Skip to content


Grammarflex logo

When to Use Amiable or Amicable?

Amiable or amicable?

Are amiable and amicable the same?

Both amiable and amicable are describing words (i.e., adjectives); the difference mostly concerns what it is that they describe:

We use amiable to describe someone as friendly or sociable, or something that pleases (or has a pleasing quality). Amicable, on the other hand, describes when something is “done or achieved in a polite or friendly way and without arguing”; e.g., “an amicable agreement“.

The distinction between them is clearer in how we use both:

Everyone knew him as an amiable fellow.

They managed to maintain amicable relations even after a messy divorce.

Therefore, amicable applies mostly to relations, situations, negotiations or interactions; amiable describes people or attitudes and dispositions.

“Amiable” / “amicable”, used in sentences

Examples: “amiable” used in sentences
He seemed an amiable young man.

So amiable was the mood of the meeting that a decision was soon reached.

He was amiable and charming, and he possessed an ability to make people feel comfortable in his presence.
Examples: “amicable” used in sentences
An amicable settlement was reached.

In spite of their disagreement they parted on amicable terms.

It was an amicable divorce.

The government and the union managed to reach an amicable settlement of the dispute.

Amicable, synonyms

  • amiable
  • civil
  • cordial
  • courteous
  • harmonious
  • neighbourly
  • peaceful
  • polite

Amiable, synonyms

  • affable
  • amicable
  • charming
  • cheerful
  • cordial
  • delightful
  • engaging
  • friendly
  • genial
  • good-humoured
  • good-natured

Word origin (of amicable/amiable)

Early 15c., “pleasant,” from Late Latin amicabilis “friendly,” a word in Roman law, from Latin amicus “friend,” ultimately from amare “to love”.

Late 14c., “kindly, friendly,” also “worthy of love or admiration,” from Old French amiable “pleasant, kind; worthy to be loved” (12c.), from Late Latin amicabilis “friendly,” from Latin amicus “friend, loved one,” noun use of an adjective, “friendly, loving”.

Read about other misused words

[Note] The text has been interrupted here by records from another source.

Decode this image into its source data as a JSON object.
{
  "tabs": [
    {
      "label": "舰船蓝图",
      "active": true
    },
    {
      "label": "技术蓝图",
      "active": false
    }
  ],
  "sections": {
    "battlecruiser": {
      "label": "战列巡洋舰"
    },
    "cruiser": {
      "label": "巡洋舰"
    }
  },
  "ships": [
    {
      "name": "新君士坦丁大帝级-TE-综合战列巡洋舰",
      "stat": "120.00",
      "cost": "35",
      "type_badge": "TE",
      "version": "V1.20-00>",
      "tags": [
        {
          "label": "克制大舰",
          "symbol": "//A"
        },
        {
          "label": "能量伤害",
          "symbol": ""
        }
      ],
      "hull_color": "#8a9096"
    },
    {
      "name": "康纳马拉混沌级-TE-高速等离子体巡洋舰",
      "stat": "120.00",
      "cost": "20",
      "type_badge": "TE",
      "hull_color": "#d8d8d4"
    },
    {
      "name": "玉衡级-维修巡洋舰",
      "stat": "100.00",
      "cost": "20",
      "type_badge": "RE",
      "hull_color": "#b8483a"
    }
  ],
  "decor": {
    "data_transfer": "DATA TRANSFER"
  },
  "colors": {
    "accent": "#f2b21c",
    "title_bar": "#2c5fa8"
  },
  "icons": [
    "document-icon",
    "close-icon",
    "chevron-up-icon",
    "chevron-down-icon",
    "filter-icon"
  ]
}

Commonly misused wordsUK English vs. US English
former vs. latterburned or burnt?
bear with vs. bare withcolor or colour?
breathe or breathfavorite vs. favourite
compliment vs. complementsmelled or smelt?
effect vs. affectgray or grey?
elude or alludefavor vs. favour
it’s or itsanalyze or analyse?


  1. Oxford Learner’s Dictionary on “amiable” and “amicable”. Accessed 31 March, 2024.
  2. Harper, Douglas. “Etymology of amicable.” Online Etymology Dictionary, Accessed 31 March, 2024.

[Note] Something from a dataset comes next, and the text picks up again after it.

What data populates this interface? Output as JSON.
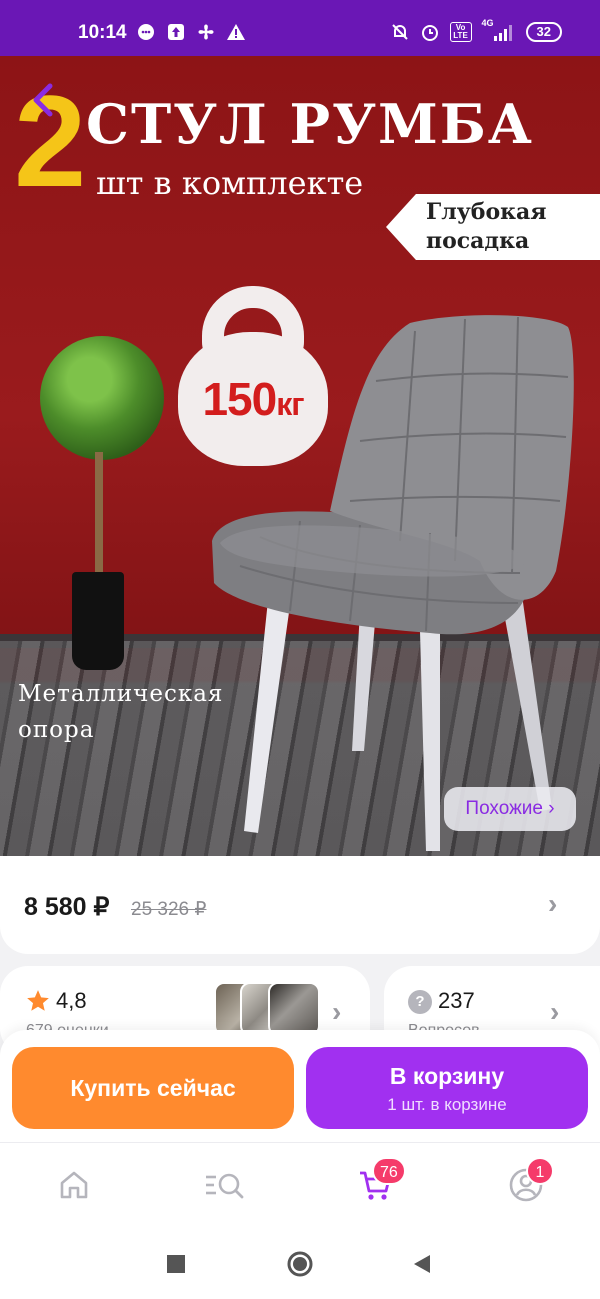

Recent Posts

Assent, ascent or accent?

Assent or Ascent (or Accent?)

When to use assent, ascent and accent The differences between assent, ascent and accent: Assent may be a noun or a verb: the former refers

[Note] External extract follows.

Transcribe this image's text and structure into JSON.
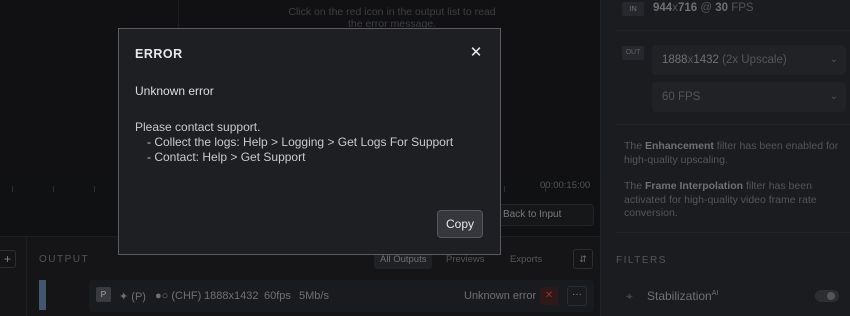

Device or devise?

Devise or Device? (Meaning, Usage)

What’s the difference between device and devise? Devise is a verb meaning “to invent or plan”. Device is a noun that refers to “an object

Paid or payed?

Is “Paid” or “Payed” Correct?

What is the correct past tense of “pay”? The verb pay, which describes giving money to someone for something you want to buy or for

Amiable or amicable?

When to Use Amiable or Amicable?

Are amiable and amicable the same? Both amiable and amicable are describing words (i.e., adjectives); the difference mostly concerns what it is that they describe:

Is it creeped or crept?

What’s the Past Tense of Creep?

Is it creeped or crept? If you’re trying to say that you’re creeped out by something, use creeped. Otherwise, both creeped and crept are accepted